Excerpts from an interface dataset

**********

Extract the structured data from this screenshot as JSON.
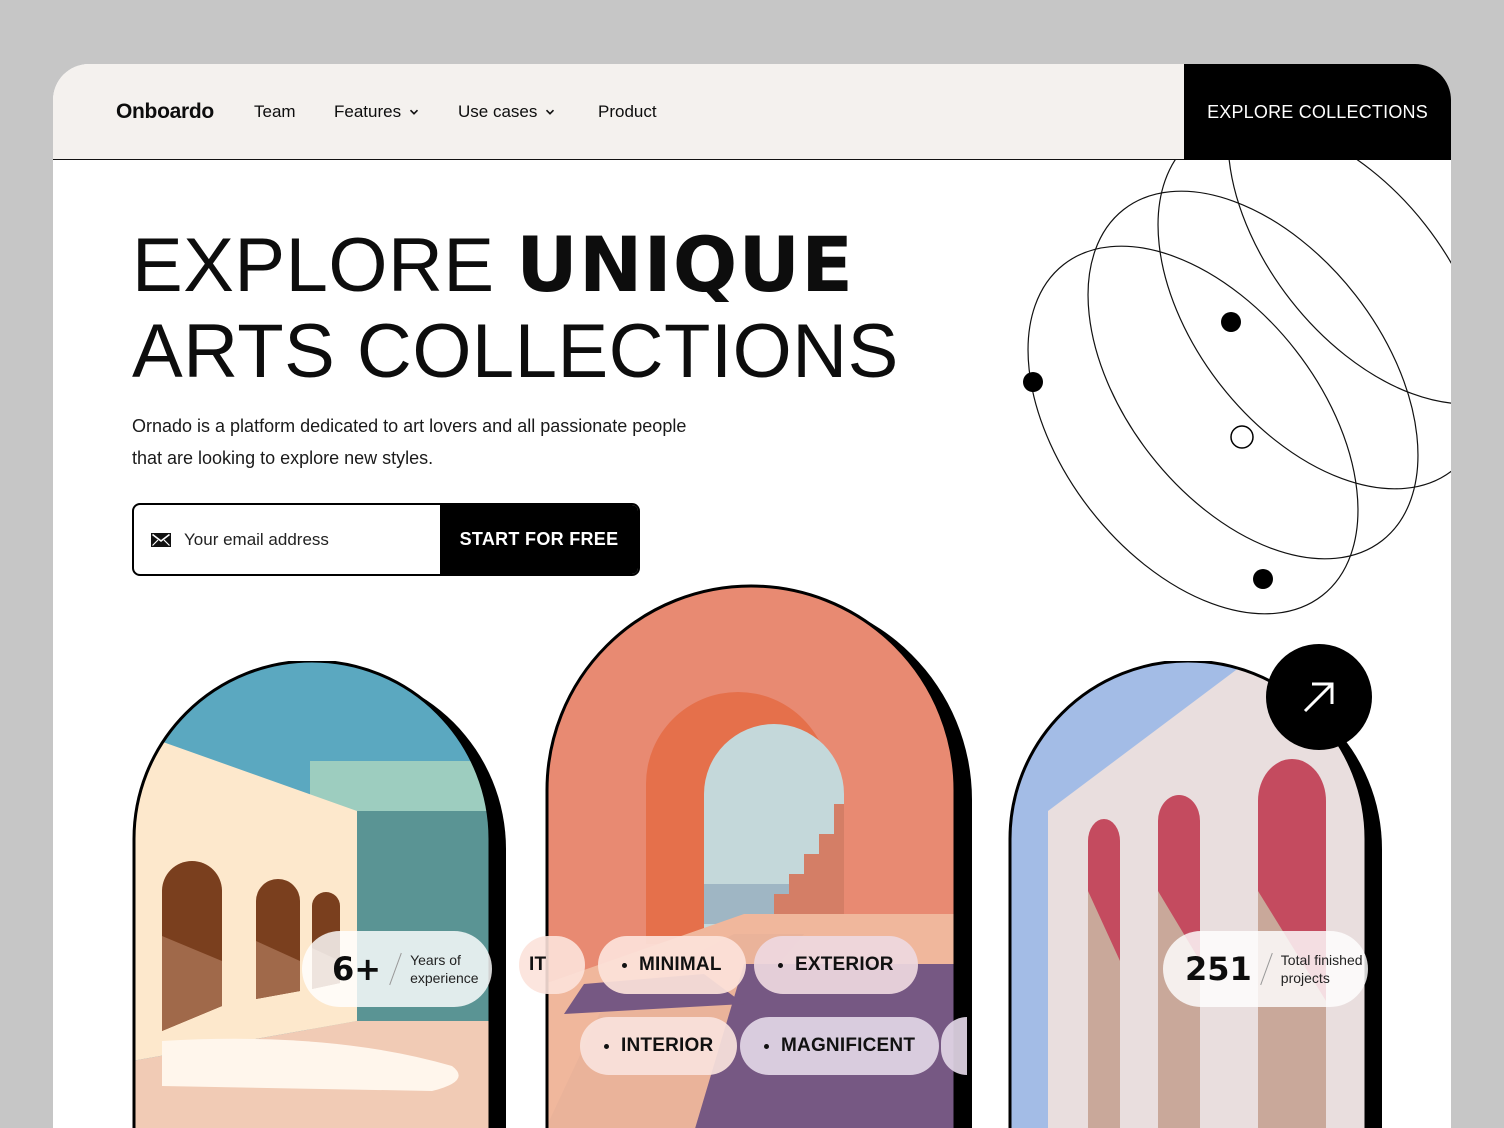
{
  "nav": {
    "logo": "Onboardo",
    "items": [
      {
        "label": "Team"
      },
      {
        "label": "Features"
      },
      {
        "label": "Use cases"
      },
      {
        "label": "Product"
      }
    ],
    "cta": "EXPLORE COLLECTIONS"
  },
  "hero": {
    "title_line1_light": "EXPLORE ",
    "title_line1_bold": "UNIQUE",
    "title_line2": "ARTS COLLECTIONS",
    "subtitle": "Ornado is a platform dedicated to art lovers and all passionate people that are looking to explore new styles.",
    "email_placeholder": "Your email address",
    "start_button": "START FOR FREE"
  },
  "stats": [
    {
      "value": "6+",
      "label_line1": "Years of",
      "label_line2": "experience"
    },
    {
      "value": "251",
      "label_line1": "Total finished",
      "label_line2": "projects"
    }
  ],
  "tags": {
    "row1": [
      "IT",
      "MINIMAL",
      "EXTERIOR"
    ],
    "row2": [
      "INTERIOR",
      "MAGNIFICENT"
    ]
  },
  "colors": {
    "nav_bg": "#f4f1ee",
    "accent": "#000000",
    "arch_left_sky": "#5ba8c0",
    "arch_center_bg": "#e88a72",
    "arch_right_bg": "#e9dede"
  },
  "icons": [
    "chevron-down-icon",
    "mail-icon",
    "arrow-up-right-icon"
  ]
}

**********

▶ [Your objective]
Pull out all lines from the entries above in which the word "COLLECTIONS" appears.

▶ [Exercise result]
    "cta": "EXPLORE COLLECTIONS"
    "title_line2": "ARTS COLLECTIONS",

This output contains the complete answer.